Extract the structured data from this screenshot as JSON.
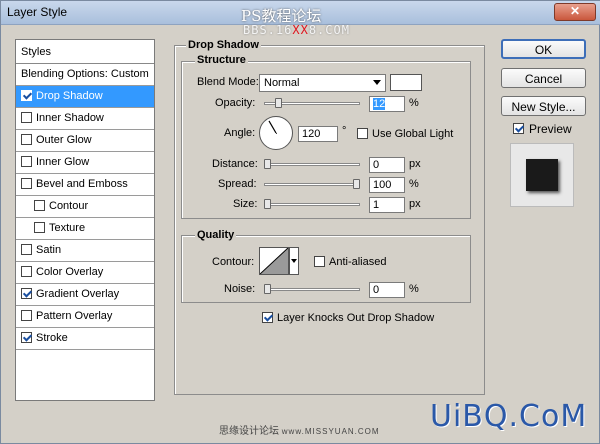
{
  "window": {
    "title": "Layer Style",
    "close_glyph": "✕",
    "watermark_top": "PS教程论坛",
    "watermark_url_a": "BBS.16",
    "watermark_url_b": "XX",
    "watermark_url_c": "8.COM"
  },
  "styles_panel": {
    "header": "Styles",
    "items": [
      {
        "label": "Blending Options: Custom",
        "checkbox": false,
        "checked": false,
        "selected": false,
        "sub": false
      },
      {
        "label": "Drop Shadow",
        "checkbox": true,
        "checked": true,
        "selected": true,
        "sub": false
      },
      {
        "label": "Inner Shadow",
        "checkbox": true,
        "checked": false,
        "selected": false,
        "sub": false
      },
      {
        "label": "Outer Glow",
        "checkbox": true,
        "checked": false,
        "selected": false,
        "sub": false
      },
      {
        "label": "Inner Glow",
        "checkbox": true,
        "checked": false,
        "selected": false,
        "sub": false
      },
      {
        "label": "Bevel and Emboss",
        "checkbox": true,
        "checked": false,
        "selected": false,
        "sub": false
      },
      {
        "label": "Contour",
        "checkbox": true,
        "checked": false,
        "selected": false,
        "sub": true
      },
      {
        "label": "Texture",
        "checkbox": true,
        "checked": false,
        "selected": false,
        "sub": true
      },
      {
        "label": "Satin",
        "checkbox": true,
        "checked": false,
        "selected": false,
        "sub": false
      },
      {
        "label": "Color Overlay",
        "checkbox": true,
        "checked": false,
        "selected": false,
        "sub": false
      },
      {
        "label": "Gradient Overlay",
        "checkbox": true,
        "checked": true,
        "selected": false,
        "sub": false
      },
      {
        "label": "Pattern Overlay",
        "checkbox": true,
        "checked": false,
        "selected": false,
        "sub": false
      },
      {
        "label": "Stroke",
        "checkbox": true,
        "checked": true,
        "selected": false,
        "sub": false
      }
    ]
  },
  "drop_shadow": {
    "title": "Drop Shadow",
    "structure": {
      "title": "Structure",
      "blend_mode_label": "Blend Mode:",
      "blend_mode_value": "Normal",
      "shadow_color": "#ffffff",
      "opacity_label": "Opacity:",
      "opacity_value": "12",
      "opacity_unit": "%",
      "opacity_level": 12,
      "angle_label": "Angle:",
      "angle_value": "120",
      "angle_unit": "°",
      "angle_degrees": 120,
      "global_light_label": "Use Global Light",
      "global_light_checked": false,
      "distance_label": "Distance:",
      "distance_value": "0",
      "distance_unit": "px",
      "distance_level": 0,
      "spread_label": "Spread:",
      "spread_value": "100",
      "spread_unit": "%",
      "spread_level": 100,
      "size_label": "Size:",
      "size_value": "1",
      "size_unit": "px",
      "size_level": 0
    },
    "quality": {
      "title": "Quality",
      "contour_label": "Contour:",
      "anti_aliased_label": "Anti-aliased",
      "anti_aliased_checked": false,
      "noise_label": "Noise:",
      "noise_value": "0",
      "noise_unit": "%",
      "noise_level": 0
    },
    "knockout_label": "Layer Knocks Out Drop Shadow",
    "knockout_checked": true
  },
  "buttons": {
    "ok": "OK",
    "cancel": "Cancel",
    "new_style": "New Style...",
    "preview_label": "Preview",
    "preview_checked": true
  },
  "footer": {
    "watermark_cn": "思缘设计论坛",
    "watermark_url": "www.MISSYUAN.COM",
    "logo": "UiBQ.CoM"
  }
}
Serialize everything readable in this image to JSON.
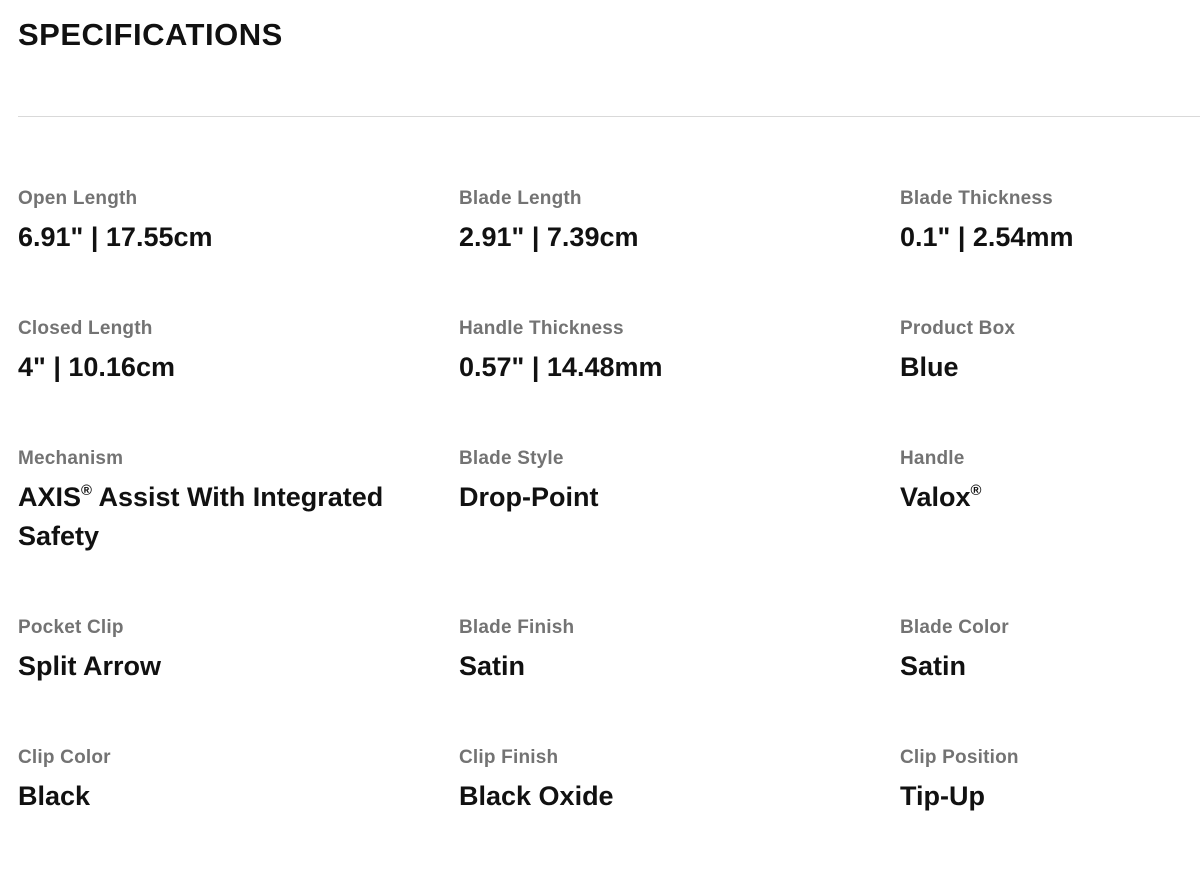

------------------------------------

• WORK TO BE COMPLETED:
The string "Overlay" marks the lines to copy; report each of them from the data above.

• WRITTEN RESPONSE:
        "label": "Color Overlay",
        "label": "Gradient Overlay",
        "label": "Pattern Overlay",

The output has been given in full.